▶ Problem to work on:
Below are some records. How many of their lines contain the string "blur"? Give the number only.

▶ Records to process:
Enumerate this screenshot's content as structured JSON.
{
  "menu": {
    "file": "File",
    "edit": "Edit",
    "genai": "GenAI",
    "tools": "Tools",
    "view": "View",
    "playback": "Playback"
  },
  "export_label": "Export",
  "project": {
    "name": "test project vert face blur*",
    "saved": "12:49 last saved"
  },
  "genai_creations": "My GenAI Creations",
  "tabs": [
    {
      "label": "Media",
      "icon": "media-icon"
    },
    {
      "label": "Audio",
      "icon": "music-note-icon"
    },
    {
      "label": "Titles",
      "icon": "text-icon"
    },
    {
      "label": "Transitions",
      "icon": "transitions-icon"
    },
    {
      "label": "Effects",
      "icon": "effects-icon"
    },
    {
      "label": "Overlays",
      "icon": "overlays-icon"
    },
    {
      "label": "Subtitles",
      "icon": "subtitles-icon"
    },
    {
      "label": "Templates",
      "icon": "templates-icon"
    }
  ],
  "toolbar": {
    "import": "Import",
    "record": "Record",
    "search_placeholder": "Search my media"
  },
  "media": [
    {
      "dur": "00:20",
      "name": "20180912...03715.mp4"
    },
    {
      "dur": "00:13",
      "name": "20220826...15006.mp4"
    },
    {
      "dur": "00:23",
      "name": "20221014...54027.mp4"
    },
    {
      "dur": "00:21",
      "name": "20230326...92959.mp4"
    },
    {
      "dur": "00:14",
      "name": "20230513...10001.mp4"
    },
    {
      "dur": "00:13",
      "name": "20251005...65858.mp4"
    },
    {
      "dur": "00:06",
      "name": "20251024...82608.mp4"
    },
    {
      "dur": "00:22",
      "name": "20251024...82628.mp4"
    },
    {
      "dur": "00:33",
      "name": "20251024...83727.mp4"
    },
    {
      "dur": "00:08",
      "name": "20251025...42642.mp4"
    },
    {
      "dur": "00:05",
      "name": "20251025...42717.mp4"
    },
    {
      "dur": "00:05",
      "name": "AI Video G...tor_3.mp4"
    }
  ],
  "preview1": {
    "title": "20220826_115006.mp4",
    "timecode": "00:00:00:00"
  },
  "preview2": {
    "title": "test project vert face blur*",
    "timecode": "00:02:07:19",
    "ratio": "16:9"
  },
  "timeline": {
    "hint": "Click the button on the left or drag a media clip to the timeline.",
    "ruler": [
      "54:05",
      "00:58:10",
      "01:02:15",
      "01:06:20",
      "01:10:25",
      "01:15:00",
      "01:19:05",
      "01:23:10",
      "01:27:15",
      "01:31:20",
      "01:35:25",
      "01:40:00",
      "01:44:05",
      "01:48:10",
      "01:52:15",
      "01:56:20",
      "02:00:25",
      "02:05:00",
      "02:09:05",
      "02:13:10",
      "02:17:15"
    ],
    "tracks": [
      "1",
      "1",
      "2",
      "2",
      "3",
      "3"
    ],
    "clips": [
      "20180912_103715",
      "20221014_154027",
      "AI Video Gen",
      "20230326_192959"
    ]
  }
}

▶ Answer area:
2